Excerpts from an interface dataset
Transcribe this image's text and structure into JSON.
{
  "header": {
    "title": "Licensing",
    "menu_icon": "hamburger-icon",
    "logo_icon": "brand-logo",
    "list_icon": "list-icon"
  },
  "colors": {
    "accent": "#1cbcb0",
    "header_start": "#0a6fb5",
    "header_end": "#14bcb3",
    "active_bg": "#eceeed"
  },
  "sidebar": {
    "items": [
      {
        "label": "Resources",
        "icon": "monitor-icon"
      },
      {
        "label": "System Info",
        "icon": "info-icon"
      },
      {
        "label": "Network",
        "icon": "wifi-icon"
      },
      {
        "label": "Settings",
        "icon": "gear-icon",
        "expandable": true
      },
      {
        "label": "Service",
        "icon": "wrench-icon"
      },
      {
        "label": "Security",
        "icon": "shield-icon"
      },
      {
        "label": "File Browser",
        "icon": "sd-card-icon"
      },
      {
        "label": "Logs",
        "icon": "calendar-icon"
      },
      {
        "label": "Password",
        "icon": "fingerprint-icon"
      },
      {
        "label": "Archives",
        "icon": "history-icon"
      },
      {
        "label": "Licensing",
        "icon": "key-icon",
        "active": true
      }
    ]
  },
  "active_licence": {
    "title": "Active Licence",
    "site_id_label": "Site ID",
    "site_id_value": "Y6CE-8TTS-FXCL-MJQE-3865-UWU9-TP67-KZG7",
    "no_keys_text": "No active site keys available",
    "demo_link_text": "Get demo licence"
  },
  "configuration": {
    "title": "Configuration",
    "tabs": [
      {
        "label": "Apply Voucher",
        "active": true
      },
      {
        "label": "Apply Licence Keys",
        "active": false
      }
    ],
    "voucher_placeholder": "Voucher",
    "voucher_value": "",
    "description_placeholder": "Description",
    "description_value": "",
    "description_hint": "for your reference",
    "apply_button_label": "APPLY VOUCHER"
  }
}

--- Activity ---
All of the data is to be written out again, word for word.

--- Finished exercise ---
Transcribe this image's text and structure into JSON.
{
  "header": {
    "title": "Licensing",
    "menu_icon": "hamburger-icon",
    "logo_icon": "brand-logo",
    "list_icon": "list-icon"
  },
  "colors": {
    "accent": "#1cbcb0",
    "header_start": "#0a6fb5",
    "header_end": "#14bcb3",
    "active_bg": "#eceeed"
  },
  "sidebar": {
    "items": [
      {
        "label": "Resources",
        "icon": "monitor-icon"
      },
      {
        "label": "System Info",
        "icon": "info-icon"
      },
      {
        "label": "Network",
        "icon": "wifi-icon"
      },
      {
        "label": "Settings",
        "icon": "gear-icon",
        "expandable": true
      },
      {
        "label": "Service",
        "icon": "wrench-icon"
      },
      {
        "label": "Security",
        "icon": "shield-icon"
      },
      {
        "label": "File Browser",
        "icon": "sd-card-icon"
      },
      {
        "label": "Logs",
        "icon": "calendar-icon"
      },
      {
        "label": "Password",
        "icon": "fingerprint-icon"
      },
      {
        "label": "Archives",
        "icon": "history-icon"
      },
      {
        "label": "Licensing",
        "icon": "key-icon",
        "active": true
      }
    ]
  },
  "active_licence": {
    "title": "Active Licence",
    "site_id_label": "Site ID",
    "site_id_value": "Y6CE-8TTS-FXCL-MJQE-3865-UWU9-TP67-KZG7",
    "no_keys_text": "No active site keys available",
    "demo_link_text": "Get demo licence"
  },
  "configuration": {
    "title": "Configuration",
    "tabs": [
      {
        "label": "Apply Voucher",
        "active": true
      },
      {
        "label": "Apply Licence Keys",
        "active": false
      }
    ],
    "voucher_placeholder": "Voucher",
    "voucher_value": "",
    "description_placeholder": "Description",
    "description_value": "",
    "description_hint": "for your reference",
    "apply_button_label": "APPLY VOUCHER"
  }
}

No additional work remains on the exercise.